Content starts

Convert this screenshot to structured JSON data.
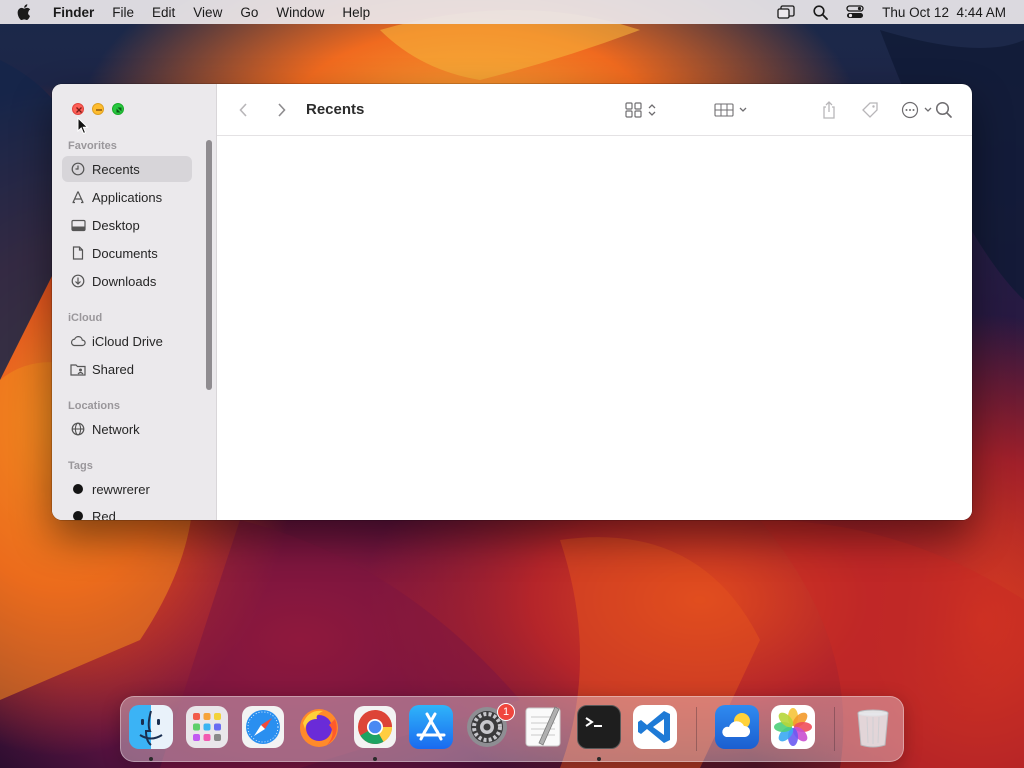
{
  "menubar": {
    "app_name": "Finder",
    "items": [
      "File",
      "Edit",
      "View",
      "Go",
      "Window",
      "Help"
    ],
    "datetime": "Thu Oct 12  4:44 AM"
  },
  "window": {
    "title": "Recents"
  },
  "sidebar": {
    "favorites_title": "Favorites",
    "favorites": [
      {
        "label": "Recents",
        "icon": "clock-icon"
      },
      {
        "label": "Applications",
        "icon": "applications-icon"
      },
      {
        "label": "Desktop",
        "icon": "desktop-icon"
      },
      {
        "label": "Documents",
        "icon": "document-icon"
      },
      {
        "label": "Downloads",
        "icon": "download-icon"
      }
    ],
    "icloud_title": "iCloud",
    "icloud": [
      {
        "label": "iCloud Drive",
        "icon": "cloud-icon"
      },
      {
        "label": "Shared",
        "icon": "shared-folder-icon"
      }
    ],
    "locations_title": "Locations",
    "locations": [
      {
        "label": "Network",
        "icon": "globe-icon"
      }
    ],
    "tags_title": "Tags",
    "tags": [
      {
        "label": "rewwrerer",
        "color": "#141414"
      },
      {
        "label": "Red",
        "color": "#141414"
      }
    ]
  },
  "dock": {
    "apps": [
      {
        "name": "Finder",
        "icon": "finder-icon",
        "running": true
      },
      {
        "name": "Launchpad",
        "icon": "launchpad-icon",
        "running": false
      },
      {
        "name": "Safari",
        "icon": "safari-icon",
        "running": false
      },
      {
        "name": "Firefox",
        "icon": "firefox-icon",
        "running": false
      },
      {
        "name": "Chrome",
        "icon": "chrome-icon",
        "running": true
      },
      {
        "name": "App Store",
        "icon": "app-store-icon",
        "running": false
      },
      {
        "name": "System Settings",
        "icon": "settings-gear-icon",
        "running": false,
        "badge": "1"
      },
      {
        "name": "TextEdit",
        "icon": "textedit-icon",
        "running": false
      },
      {
        "name": "Terminal",
        "icon": "terminal-icon",
        "running": true
      },
      {
        "name": "VS Code",
        "icon": "vscode-icon",
        "running": false
      },
      {
        "name": "Weather",
        "icon": "weather-icon",
        "running": false
      },
      {
        "name": "Photos",
        "icon": "photos-icon",
        "running": false
      },
      {
        "name": "Trash",
        "icon": "trash-icon",
        "running": false
      }
    ]
  },
  "colors": {
    "selection": "#d7d5d9",
    "close": "#fe5f57",
    "minimize": "#febc2e",
    "maximize": "#28c840"
  }
}
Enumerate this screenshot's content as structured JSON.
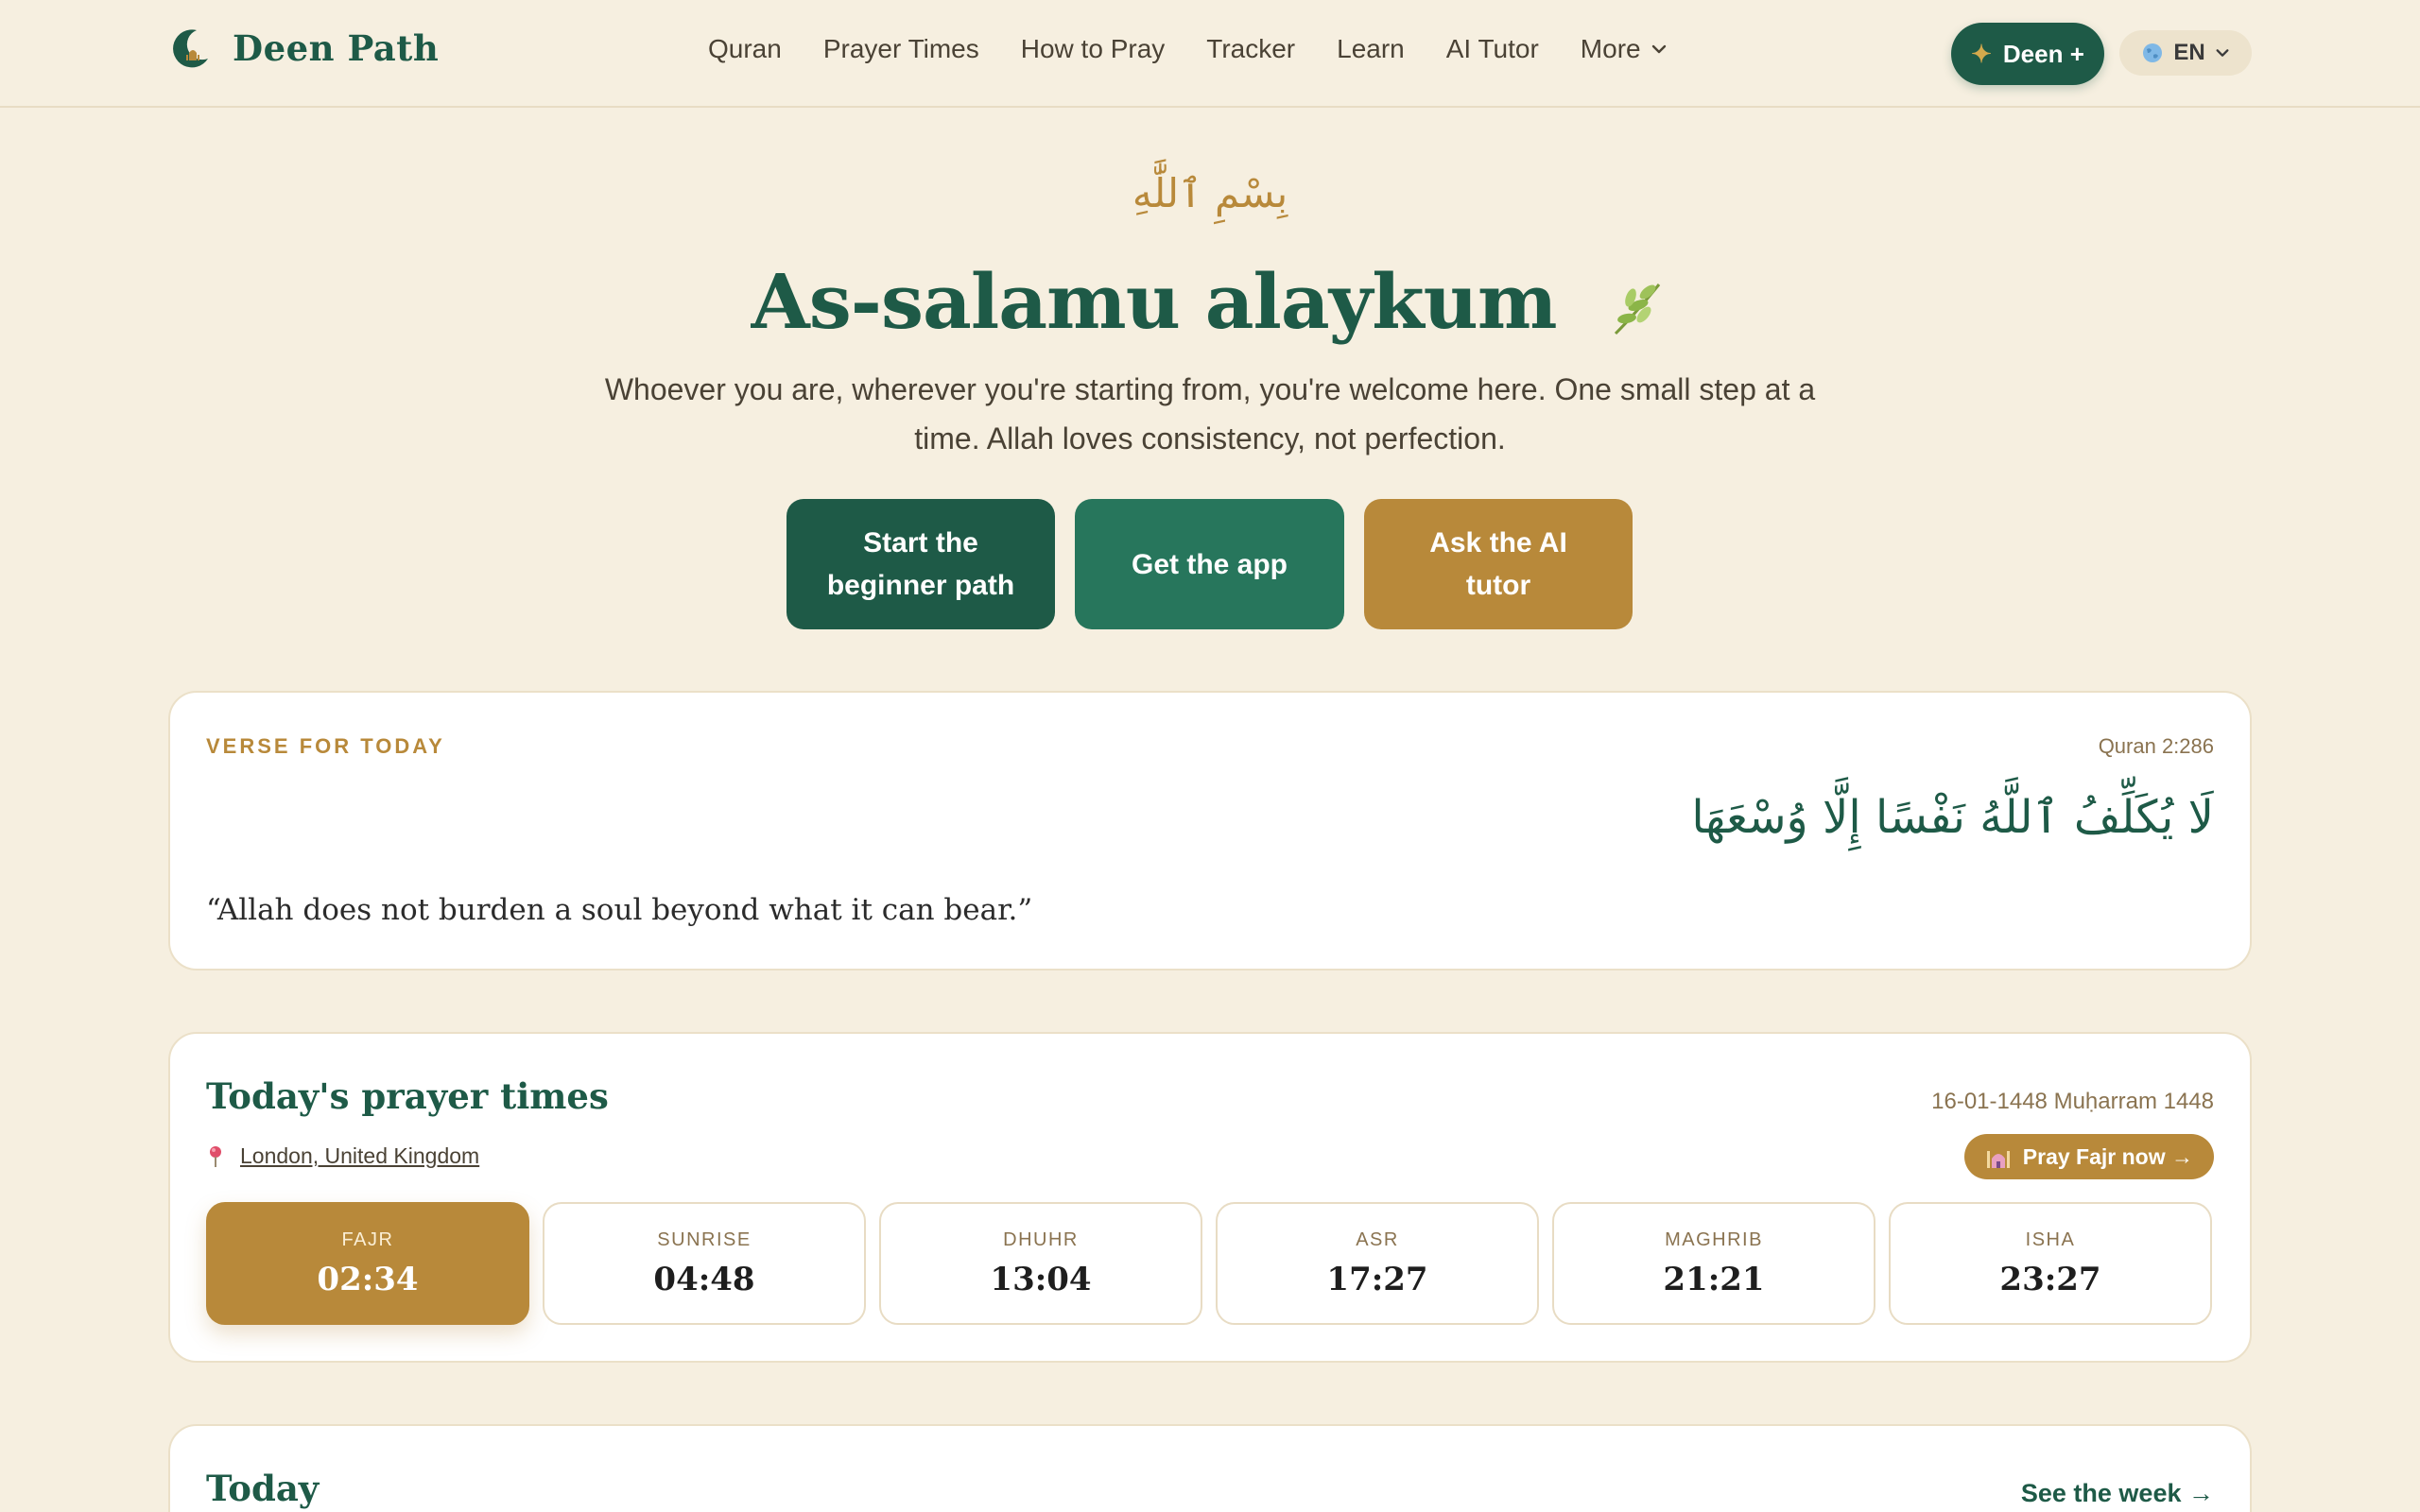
{
  "brand": {
    "name": "Deen Path"
  },
  "nav": {
    "items": [
      "Quran",
      "Prayer Times",
      "How to Pray",
      "Tracker",
      "Learn",
      "AI Tutor"
    ],
    "more_label": "More"
  },
  "header": {
    "deen_plus_label": "Deen +",
    "language_label": "EN"
  },
  "hero": {
    "bismillah": "بِسْمِ ٱللَّٰهِ",
    "title": "As-salamu alaykum",
    "subtitle": "Whoever you are, wherever you're starting from, you're welcome here. One small step at a time. Allah loves consistency, not perfection.",
    "cta_start": "Start the beginner path",
    "cta_app": "Get the app",
    "cta_tutor": "Ask the AI tutor"
  },
  "verse": {
    "label": "VERSE FOR TODAY",
    "reference": "Quran 2:286",
    "arabic": "لَا يُكَلِّفُ ٱللَّهُ نَفْسًا إِلَّا وُسْعَهَا",
    "english": "“Allah does not burden a soul beyond what it can bear.”"
  },
  "prayer": {
    "title": "Today's prayer times",
    "date": "16-01-1448 Muḥarram 1448",
    "location": "London, United Kingdom",
    "pray_now_label": "Pray Fajr now →",
    "times": [
      {
        "name": "FAJR",
        "time": "02:34",
        "active": true
      },
      {
        "name": "SUNRISE",
        "time": "04:48",
        "active": false
      },
      {
        "name": "DHUHR",
        "time": "13:04",
        "active": false
      },
      {
        "name": "ASR",
        "time": "17:27",
        "active": false
      },
      {
        "name": "MAGHRIB",
        "time": "21:21",
        "active": false
      },
      {
        "name": "ISHA",
        "time": "23:27",
        "active": false
      }
    ]
  },
  "today": {
    "title": "Today",
    "see_week_label": "See the week →"
  },
  "colors": {
    "primary": "#1e5a47",
    "accent": "#b8893a",
    "background": "#f6efe0"
  }
}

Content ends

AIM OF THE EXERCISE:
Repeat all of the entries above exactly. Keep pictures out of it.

SOLUTION TO THE PROBLEM:
Convert this screenshot to structured JSON data.
{
  "menubar": {
    "app_name": "Finder",
    "items": [
      "File",
      "Edit",
      "View",
      "Go",
      "Window",
      "Help"
    ],
    "datetime": "Thu Oct 12  4:44 AM"
  },
  "window": {
    "title": "Recents"
  },
  "sidebar": {
    "favorites_title": "Favorites",
    "favorites": [
      {
        "label": "Recents",
        "icon": "clock-icon"
      },
      {
        "label": "Applications",
        "icon": "applications-icon"
      },
      {
        "label": "Desktop",
        "icon": "desktop-icon"
      },
      {
        "label": "Documents",
        "icon": "document-icon"
      },
      {
        "label": "Downloads",
        "icon": "download-icon"
      }
    ],
    "icloud_title": "iCloud",
    "icloud": [
      {
        "label": "iCloud Drive",
        "icon": "cloud-icon"
      },
      {
        "label": "Shared",
        "icon": "shared-folder-icon"
      }
    ],
    "locations_title": "Locations",
    "locations": [
      {
        "label": "Network",
        "icon": "globe-icon"
      }
    ],
    "tags_title": "Tags",
    "tags": [
      {
        "label": "rewwrerer",
        "color": "#141414"
      },
      {
        "label": "Red",
        "color": "#141414"
      }
    ]
  },
  "dock": {
    "apps": [
      {
        "name": "Finder",
        "icon": "finder-icon",
        "running": true
      },
      {
        "name": "Launchpad",
        "icon": "launchpad-icon",
        "running": false
      },
      {
        "name": "Safari",
        "icon": "safari-icon",
        "running": false
      },
      {
        "name": "Firefox",
        "icon": "firefox-icon",
        "running": false
      },
      {
        "name": "Chrome",
        "icon": "chrome-icon",
        "running": true
      },
      {
        "name": "App Store",
        "icon": "app-store-icon",
        "running": false
      },
      {
        "name": "System Settings",
        "icon": "settings-gear-icon",
        "running": false,
        "badge": "1"
      },
      {
        "name": "TextEdit",
        "icon": "textedit-icon",
        "running": false
      },
      {
        "name": "Terminal",
        "icon": "terminal-icon",
        "running": true
      },
      {
        "name": "VS Code",
        "icon": "vscode-icon",
        "running": false
      },
      {
        "name": "Weather",
        "icon": "weather-icon",
        "running": false
      },
      {
        "name": "Photos",
        "icon": "photos-icon",
        "running": false
      },
      {
        "name": "Trash",
        "icon": "trash-icon",
        "running": false
      }
    ]
  },
  "colors": {
    "selection": "#d7d5d9",
    "close": "#fe5f57",
    "minimize": "#febc2e",
    "maximize": "#28c840"
  }
}
Enumerate this screenshot's content as structured JSON.
{
  "brand": {
    "name": "Deen Path"
  },
  "nav": {
    "items": [
      "Quran",
      "Prayer Times",
      "How to Pray",
      "Tracker",
      "Learn",
      "AI Tutor"
    ],
    "more_label": "More"
  },
  "header": {
    "deen_plus_label": "Deen +",
    "language_label": "EN"
  },
  "hero": {
    "bismillah": "بِسْمِ ٱللَّٰهِ",
    "title": "As-salamu alaykum",
    "subtitle": "Whoever you are, wherever you're starting from, you're welcome here. One small step at a time. Allah loves consistency, not perfection.",
    "cta_start": "Start the beginner path",
    "cta_app": "Get the app",
    "cta_tutor": "Ask the AI tutor"
  },
  "verse": {
    "label": "VERSE FOR TODAY",
    "reference": "Quran 2:286",
    "arabic": "لَا يُكَلِّفُ ٱللَّهُ نَفْسًا إِلَّا وُسْعَهَا",
    "english": "“Allah does not burden a soul beyond what it can bear.”"
  },
  "prayer": {
    "title": "Today's prayer times",
    "date": "16-01-1448 Muḥarram 1448",
    "location": "London, United Kingdom",
    "pray_now_label": "Pray Fajr now →",
    "times": [
      {
        "name": "FAJR",
        "time": "02:34",
        "active": true
      },
      {
        "name": "SUNRISE",
        "time": "04:48",
        "active": false
      },
      {
        "name": "DHUHR",
        "time": "13:04",
        "active": false
      },
      {
        "name": "ASR",
        "time": "17:27",
        "active": false
      },
      {
        "name": "MAGHRIB",
        "time": "21:21",
        "active": false
      },
      {
        "name": "ISHA",
        "time": "23:27",
        "active": false
      }
    ]
  },
  "today": {
    "title": "Today",
    "see_week_label": "See the week →"
  },
  "colors": {
    "primary": "#1e5a47",
    "accent": "#b8893a",
    "background": "#f6efe0"
  }
}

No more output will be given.